=== Directions for this task ===
Locate each line in the records containing "data". Copy it.

=== Input material ===
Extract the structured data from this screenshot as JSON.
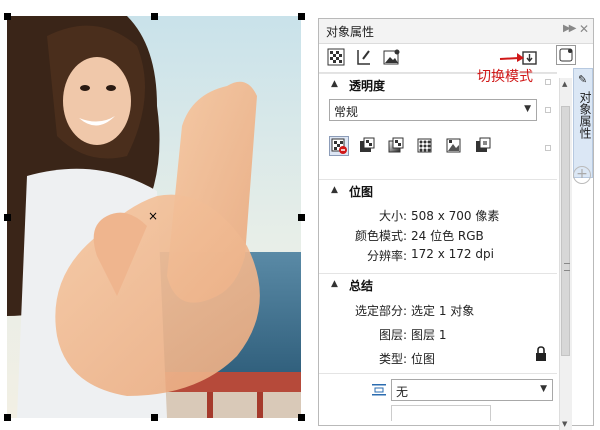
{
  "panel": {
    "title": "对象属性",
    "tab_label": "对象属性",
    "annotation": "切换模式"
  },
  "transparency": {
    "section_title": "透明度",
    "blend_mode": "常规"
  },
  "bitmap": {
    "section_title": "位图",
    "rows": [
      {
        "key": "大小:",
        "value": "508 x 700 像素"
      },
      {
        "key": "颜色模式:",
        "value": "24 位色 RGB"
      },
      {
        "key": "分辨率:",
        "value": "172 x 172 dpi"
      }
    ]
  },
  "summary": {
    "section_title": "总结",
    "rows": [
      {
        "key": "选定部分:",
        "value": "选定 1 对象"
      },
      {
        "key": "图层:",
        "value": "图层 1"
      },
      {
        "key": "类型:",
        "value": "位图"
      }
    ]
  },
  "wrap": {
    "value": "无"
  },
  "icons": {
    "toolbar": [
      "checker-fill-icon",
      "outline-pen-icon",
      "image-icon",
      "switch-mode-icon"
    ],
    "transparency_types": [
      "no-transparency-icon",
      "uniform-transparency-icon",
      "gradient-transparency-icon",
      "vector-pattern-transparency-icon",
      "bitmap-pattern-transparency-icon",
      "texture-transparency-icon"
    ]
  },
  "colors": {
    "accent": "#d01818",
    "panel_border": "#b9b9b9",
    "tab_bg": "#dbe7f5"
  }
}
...
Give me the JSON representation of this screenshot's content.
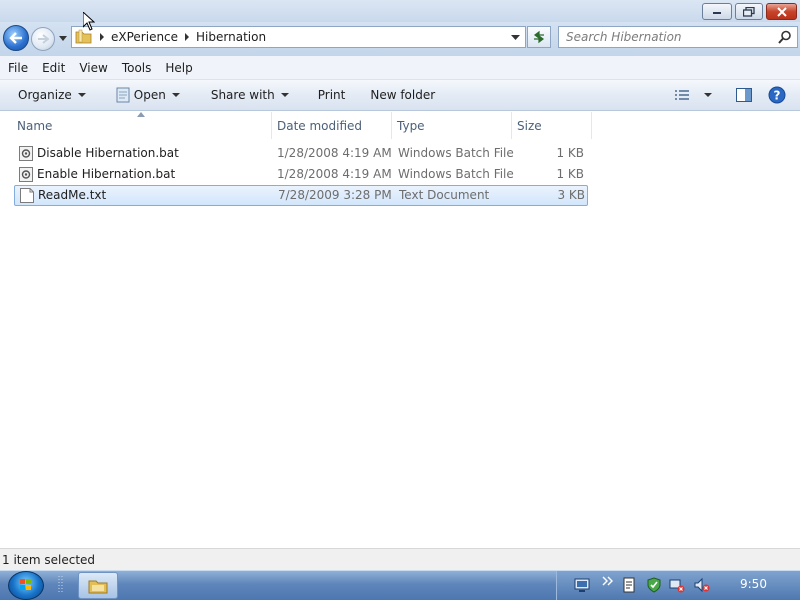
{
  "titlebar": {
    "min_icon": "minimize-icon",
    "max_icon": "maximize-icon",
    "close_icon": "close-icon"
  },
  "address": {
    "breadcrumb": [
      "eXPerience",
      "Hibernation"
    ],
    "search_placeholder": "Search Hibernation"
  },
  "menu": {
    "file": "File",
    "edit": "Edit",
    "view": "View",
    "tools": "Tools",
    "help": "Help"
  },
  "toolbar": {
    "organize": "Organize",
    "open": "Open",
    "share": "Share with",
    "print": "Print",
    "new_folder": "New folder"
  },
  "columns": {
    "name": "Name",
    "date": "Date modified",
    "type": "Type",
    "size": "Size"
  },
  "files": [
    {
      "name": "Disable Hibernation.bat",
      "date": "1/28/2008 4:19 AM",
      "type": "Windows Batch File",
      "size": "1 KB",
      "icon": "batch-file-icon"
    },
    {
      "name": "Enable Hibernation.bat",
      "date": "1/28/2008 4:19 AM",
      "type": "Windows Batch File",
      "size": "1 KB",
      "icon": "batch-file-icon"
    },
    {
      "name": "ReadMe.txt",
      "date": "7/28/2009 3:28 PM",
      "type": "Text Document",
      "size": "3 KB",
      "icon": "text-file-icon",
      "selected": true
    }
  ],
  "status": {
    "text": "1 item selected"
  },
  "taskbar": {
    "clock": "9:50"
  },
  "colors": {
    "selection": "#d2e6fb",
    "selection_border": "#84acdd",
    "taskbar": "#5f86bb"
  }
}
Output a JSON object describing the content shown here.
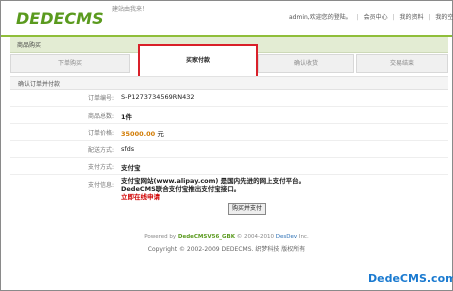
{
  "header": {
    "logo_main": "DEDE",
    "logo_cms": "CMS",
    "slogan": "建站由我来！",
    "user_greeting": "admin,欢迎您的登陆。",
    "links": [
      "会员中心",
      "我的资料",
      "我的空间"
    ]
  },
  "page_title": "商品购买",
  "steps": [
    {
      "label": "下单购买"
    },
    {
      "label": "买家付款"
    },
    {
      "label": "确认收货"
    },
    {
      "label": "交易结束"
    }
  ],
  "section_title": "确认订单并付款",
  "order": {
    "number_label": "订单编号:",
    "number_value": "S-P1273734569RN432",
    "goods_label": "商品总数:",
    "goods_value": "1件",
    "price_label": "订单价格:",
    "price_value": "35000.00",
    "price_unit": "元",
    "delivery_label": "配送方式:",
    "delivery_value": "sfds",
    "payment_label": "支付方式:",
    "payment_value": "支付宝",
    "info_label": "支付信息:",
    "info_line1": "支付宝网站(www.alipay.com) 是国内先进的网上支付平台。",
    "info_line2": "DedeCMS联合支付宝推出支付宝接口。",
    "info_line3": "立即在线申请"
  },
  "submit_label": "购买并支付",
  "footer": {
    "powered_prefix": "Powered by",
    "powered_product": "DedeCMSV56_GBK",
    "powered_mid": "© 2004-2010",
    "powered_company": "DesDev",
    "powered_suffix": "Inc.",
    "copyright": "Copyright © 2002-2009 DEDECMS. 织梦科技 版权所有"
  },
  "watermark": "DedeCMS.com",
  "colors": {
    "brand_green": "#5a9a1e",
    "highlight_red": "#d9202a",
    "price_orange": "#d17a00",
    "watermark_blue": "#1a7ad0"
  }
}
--
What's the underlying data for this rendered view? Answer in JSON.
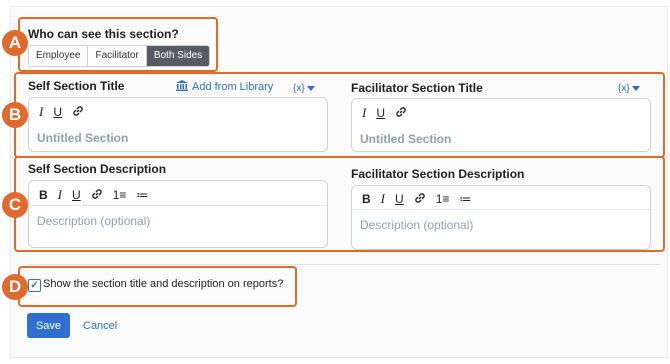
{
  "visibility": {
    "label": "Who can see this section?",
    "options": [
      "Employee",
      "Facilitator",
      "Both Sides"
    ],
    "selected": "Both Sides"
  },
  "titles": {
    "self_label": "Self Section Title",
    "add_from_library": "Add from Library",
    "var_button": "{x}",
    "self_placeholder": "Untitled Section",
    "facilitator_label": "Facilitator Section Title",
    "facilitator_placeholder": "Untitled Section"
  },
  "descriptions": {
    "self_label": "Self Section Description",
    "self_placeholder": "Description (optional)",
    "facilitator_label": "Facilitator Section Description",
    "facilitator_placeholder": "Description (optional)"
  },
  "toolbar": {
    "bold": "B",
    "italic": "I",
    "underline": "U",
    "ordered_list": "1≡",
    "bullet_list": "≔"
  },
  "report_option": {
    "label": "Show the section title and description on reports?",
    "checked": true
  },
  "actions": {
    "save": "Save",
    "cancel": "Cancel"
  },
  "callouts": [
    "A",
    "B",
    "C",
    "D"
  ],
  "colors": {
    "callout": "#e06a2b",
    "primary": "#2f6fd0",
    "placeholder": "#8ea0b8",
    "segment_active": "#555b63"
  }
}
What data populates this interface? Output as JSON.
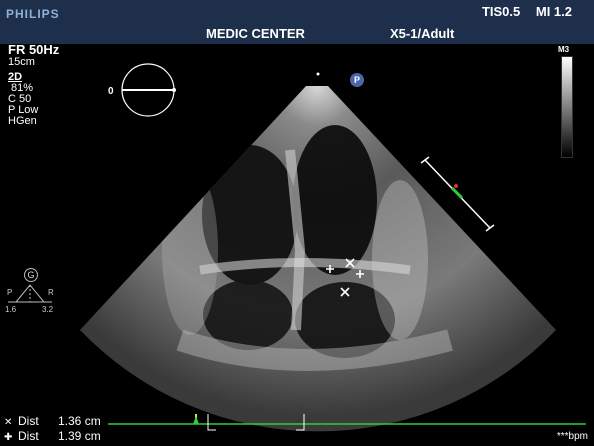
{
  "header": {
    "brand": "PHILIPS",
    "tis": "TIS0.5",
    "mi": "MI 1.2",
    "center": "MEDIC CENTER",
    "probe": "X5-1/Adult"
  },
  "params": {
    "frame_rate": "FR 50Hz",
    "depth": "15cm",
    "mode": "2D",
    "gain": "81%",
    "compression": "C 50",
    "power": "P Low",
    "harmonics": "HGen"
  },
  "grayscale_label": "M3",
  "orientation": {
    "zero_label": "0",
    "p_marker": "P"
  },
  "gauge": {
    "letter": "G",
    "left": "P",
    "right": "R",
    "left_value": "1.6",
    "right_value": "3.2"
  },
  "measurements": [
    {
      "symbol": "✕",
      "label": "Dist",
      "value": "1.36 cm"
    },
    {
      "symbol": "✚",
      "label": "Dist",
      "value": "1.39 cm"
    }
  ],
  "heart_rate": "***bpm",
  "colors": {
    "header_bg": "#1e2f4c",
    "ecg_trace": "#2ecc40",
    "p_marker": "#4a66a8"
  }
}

=== Exercise result ===
Extract the structured data from this screenshot as JSON.
What's the underlying data for this rendered view? Answer in JSON.
What data populates this interface? Output as JSON.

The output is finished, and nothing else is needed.